> The problem:
Make an exact copy of every entry, leaving the pictures out.
[Data under study]
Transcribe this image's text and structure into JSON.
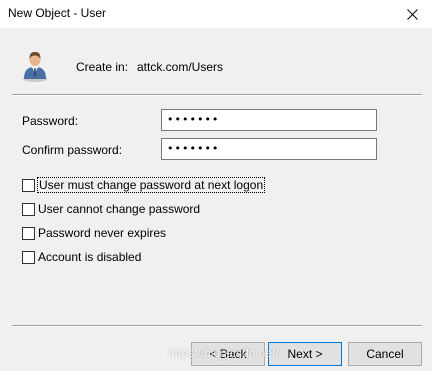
{
  "window": {
    "title": "New Object - User",
    "close_icon": "close-icon"
  },
  "header": {
    "icon": "user-icon",
    "create_in_label": "Create in:",
    "create_in_value": "attck.com/Users"
  },
  "fields": {
    "password_label": "Password:",
    "password_value": "•••••••",
    "confirm_label": "Confirm password:",
    "confirm_value": "•••••••"
  },
  "options": [
    {
      "label": "User must change password at next logon",
      "checked": false,
      "focused": true
    },
    {
      "label": "User cannot change password",
      "checked": false,
      "focused": false
    },
    {
      "label": "Password never expires",
      "checked": false,
      "focused": false
    },
    {
      "label": "Account is disabled",
      "checked": false,
      "focused": false
    }
  ],
  "buttons": {
    "back_label": "< Back",
    "next_label": "Next >",
    "cancel_label": "Cancel"
  },
  "watermark": "https://blog.csdn.net/..."
}
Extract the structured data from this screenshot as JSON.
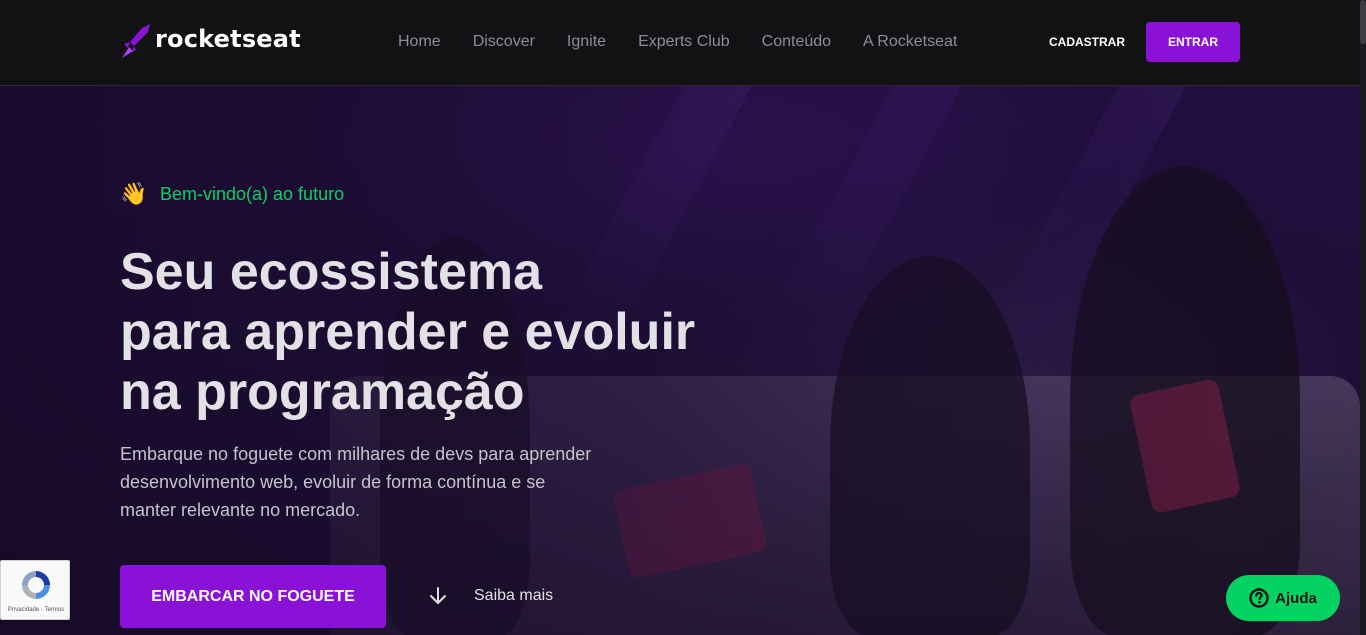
{
  "brand": {
    "name": "rocketseat",
    "accent": "#8a12d6",
    "green": "#04d361"
  },
  "nav": {
    "items": [
      {
        "label": "Home"
      },
      {
        "label": "Discover"
      },
      {
        "label": "Ignite"
      },
      {
        "label": "Experts Club"
      },
      {
        "label": "Conteúdo"
      },
      {
        "label": "A Rocketseat"
      }
    ],
    "signup_label": "CADASTRAR",
    "login_label": "ENTRAR"
  },
  "hero": {
    "welcome_icon": "waving-hand-icon",
    "welcome_text": "Bem-vindo(a) ao futuro",
    "title_lines": [
      "Seu ecossistema",
      "para aprender e evoluir",
      "na programação"
    ],
    "description": "Embarque no foguete com milhares de devs para aprender desenvolvimento web, evoluir de forma contínua e se manter relevante no mercado.",
    "cta_label": "EMBARCAR NO FOGUETE",
    "learn_more_label": "Saiba mais",
    "learn_more_icon": "arrow-down-icon"
  },
  "recaptcha": {
    "text": "Privacidade - Termos"
  },
  "help": {
    "label": "Ajuda",
    "icon": "question-icon"
  }
}
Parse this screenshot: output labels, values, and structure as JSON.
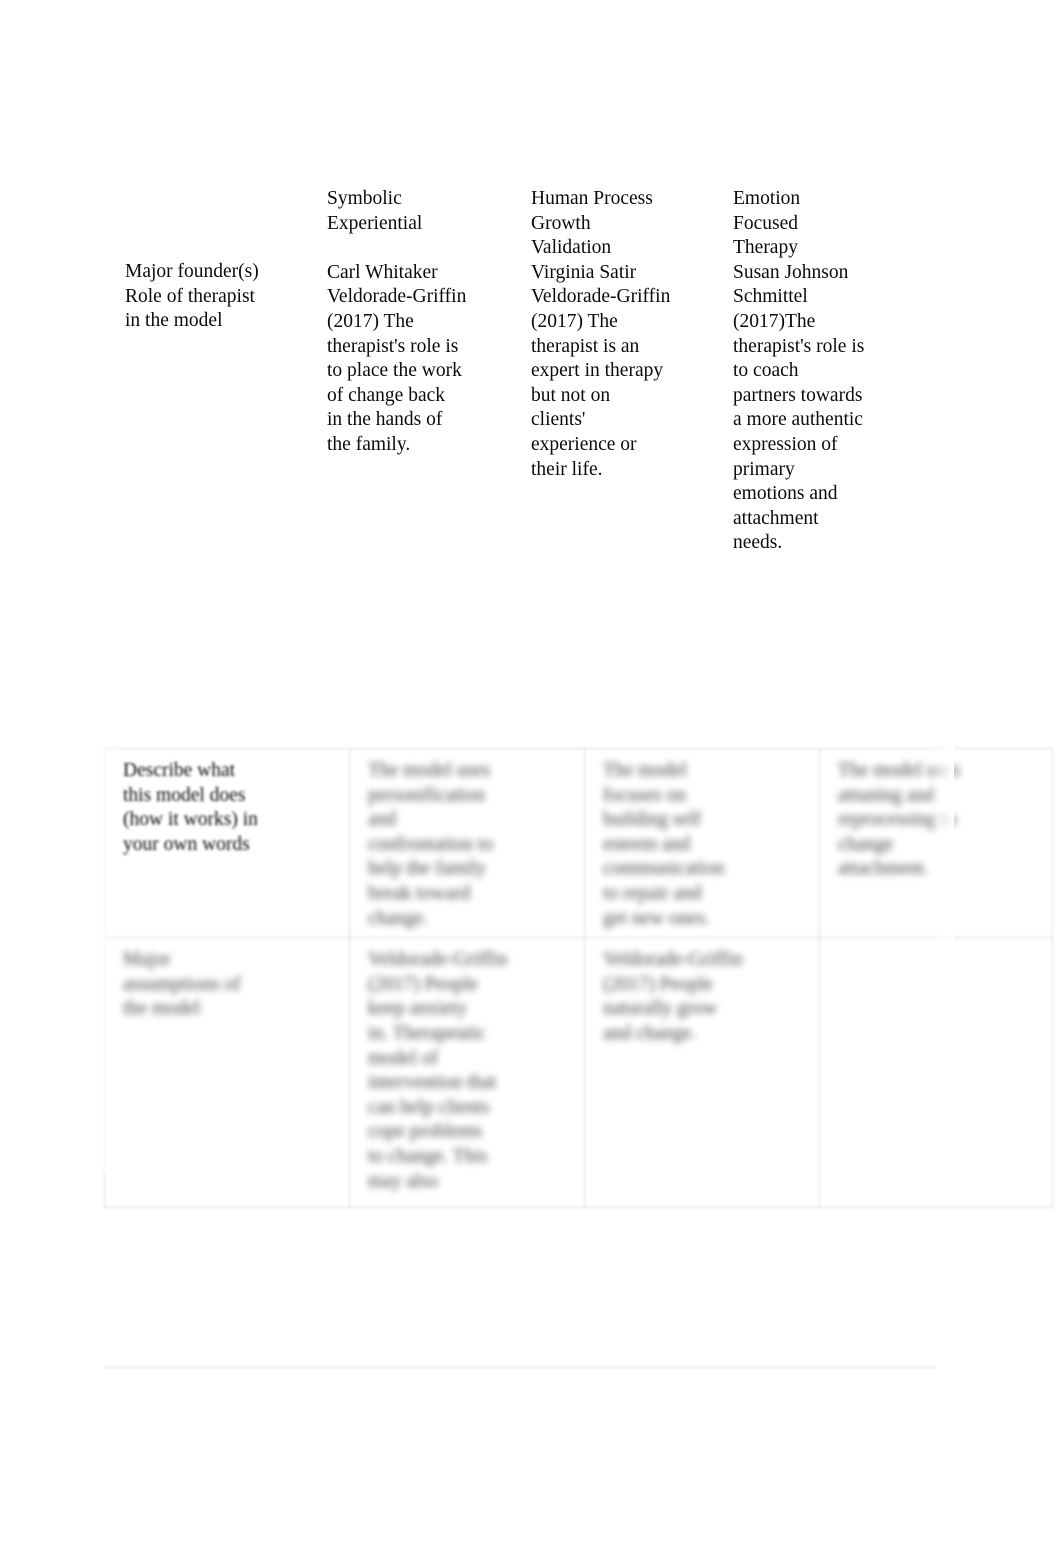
{
  "document": {
    "page_background": "#ffffff",
    "text_color": "#000000",
    "border_color": "#d9d9d9"
  },
  "comparison": {
    "row_label": "Major founder(s)\nRole of therapist\nin the model",
    "columns": [
      {
        "heading": "Symbolic\nExperiential",
        "body": "Carl Whitaker\nVeldorade-Griffin\n(2017) The\ntherapist's role is\nto place the work\nof change back\nin the hands of\nthe family."
      },
      {
        "heading": "Human Process\nGrowth\nValidation",
        "body": "Virginia Satir\nVeldorade-Griffin\n(2017) The\ntherapist is an\nexpert in therapy\nbut not on\nclients'\nexperience or\ntheir life."
      },
      {
        "heading": "Emotion\nFocused\nTherapy",
        "body": "Susan Johnson\nSchmittel\n(2017)The\ntherapist's role is\nto coach\npartners towards\na more authentic\nexpression of\nprimary\nemotions and\nattachment\nneeds."
      }
    ]
  },
  "table": {
    "rows": [
      {
        "label": "Describe what\nthis model does\n(how it works) in\nyour own words",
        "label_legible": true,
        "cells": [
          {
            "text": "The model uses\npersonification\nand\nconfrontation to\nhelp the family\nbreak toward\nchange.",
            "legible": false
          },
          {
            "text": "The model\nfocuses on\nbuilding self\nesteem and\ncommunication\nto repair and\nget new ones.",
            "legible": false
          },
          {
            "text": "The model uses\nattuning and\nreprocessing to\nchange\nattachment.",
            "legible": false
          }
        ]
      },
      {
        "label": "Major\nassumptions of\nthe model",
        "label_legible": false,
        "cells": [
          {
            "text": "Veldorade-Griffin\n(2017) People\nkeep anxiety\nin. Therapeutic\nmodel of\nintervention that\ncan help clients\ncope problems\nto change. This\nmay also",
            "legible": false
          },
          {
            "text": "Veldorade-Griffin\n(2017) People\nnaturally grow\nand change.",
            "legible": false
          },
          {
            "text": "",
            "legible": false
          }
        ]
      }
    ]
  }
}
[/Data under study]
> Finished exercise:
Transcribe this image's text and structure into JSON.
{
  "window": {
    "title": "New Object - User",
    "close_icon": "close-icon"
  },
  "header": {
    "icon": "user-icon",
    "create_in_label": "Create in:",
    "create_in_value": "attck.com/Users"
  },
  "fields": {
    "password_label": "Password:",
    "password_value": "•••••••",
    "confirm_label": "Confirm password:",
    "confirm_value": "•••••••"
  },
  "options": [
    {
      "label": "User must change password at next logon",
      "checked": false,
      "focused": true
    },
    {
      "label": "User cannot change password",
      "checked": false,
      "focused": false
    },
    {
      "label": "Password never expires",
      "checked": false,
      "focused": false
    },
    {
      "label": "Account is disabled",
      "checked": false,
      "focused": false
    }
  ],
  "buttons": {
    "back_label": "< Back",
    "next_label": "Next >",
    "cancel_label": "Cancel"
  },
  "watermark": "https://blog.csdn.net/..."
}
Extract the structured data from this screenshot as JSON.
{
  "brand": {
    "name": "rocketseat",
    "accent": "#8a12d6",
    "green": "#04d361"
  },
  "nav": {
    "items": [
      {
        "label": "Home"
      },
      {
        "label": "Discover"
      },
      {
        "label": "Ignite"
      },
      {
        "label": "Experts Club"
      },
      {
        "label": "Conteúdo"
      },
      {
        "label": "A Rocketseat"
      }
    ],
    "signup_label": "CADASTRAR",
    "login_label": "ENTRAR"
  },
  "hero": {
    "welcome_icon": "waving-hand-icon",
    "welcome_text": "Bem-vindo(a) ao futuro",
    "title_lines": [
      "Seu ecossistema",
      "para aprender e evoluir",
      "na programação"
    ],
    "description": "Embarque no foguete com milhares de devs para aprender desenvolvimento web, evoluir de forma contínua e se manter relevante no mercado.",
    "cta_label": "EMBARCAR NO FOGUETE",
    "learn_more_label": "Saiba mais",
    "learn_more_icon": "arrow-down-icon"
  },
  "recaptcha": {
    "text": "Privacidade - Termos"
  },
  "help": {
    "label": "Ajuda",
    "icon": "question-icon"
  }
}
Parse this screenshot: output labels, values, and structure as JSON.
{
  "document": {
    "page_background": "#ffffff",
    "text_color": "#000000",
    "border_color": "#d9d9d9"
  },
  "comparison": {
    "row_label": "Major founder(s)\nRole of therapist\nin the model",
    "columns": [
      {
        "heading": "Symbolic\nExperiential",
        "body": "Carl Whitaker\nVeldorade-Griffin\n(2017) The\ntherapist's role is\nto place the work\nof change back\nin the hands of\nthe family."
      },
      {
        "heading": "Human Process\nGrowth\nValidation",
        "body": "Virginia Satir\nVeldorade-Griffin\n(2017) The\ntherapist is an\nexpert in therapy\nbut not on\nclients'\nexperience or\ntheir life."
      },
      {
        "heading": "Emotion\nFocused\nTherapy",
        "body": "Susan Johnson\nSchmittel\n(2017)The\ntherapist's role is\nto coach\npartners towards\na more authentic\nexpression of\nprimary\nemotions and\nattachment\nneeds."
      }
    ]
  },
  "table": {
    "rows": [
      {
        "label": "Describe what\nthis model does\n(how it works) in\nyour own words",
        "label_legible": true,
        "cells": [
          {
            "text": "The model uses\npersonification\nand\nconfrontation to\nhelp the family\nbreak toward\nchange.",
            "legible": false
          },
          {
            "text": "The model\nfocuses on\nbuilding self\nesteem and\ncommunication\nto repair and\nget new ones.",
            "legible": false
          },
          {
            "text": "The model uses\nattuning and\nreprocessing to\nchange\nattachment.",
            "legible": false
          }
        ]
      },
      {
        "label": "Major\nassumptions of\nthe model",
        "label_legible": false,
        "cells": [
          {
            "text": "Veldorade-Griffin\n(2017) People\nkeep anxiety\nin. Therapeutic\nmodel of\nintervention that\ncan help clients\ncope problems\nto change. This\nmay also",
            "legible": false
          },
          {
            "text": "Veldorade-Griffin\n(2017) People\nnaturally grow\nand change.",
            "legible": false
          },
          {
            "text": "",
            "legible": false
          }
        ]
      }
    ]
  }
}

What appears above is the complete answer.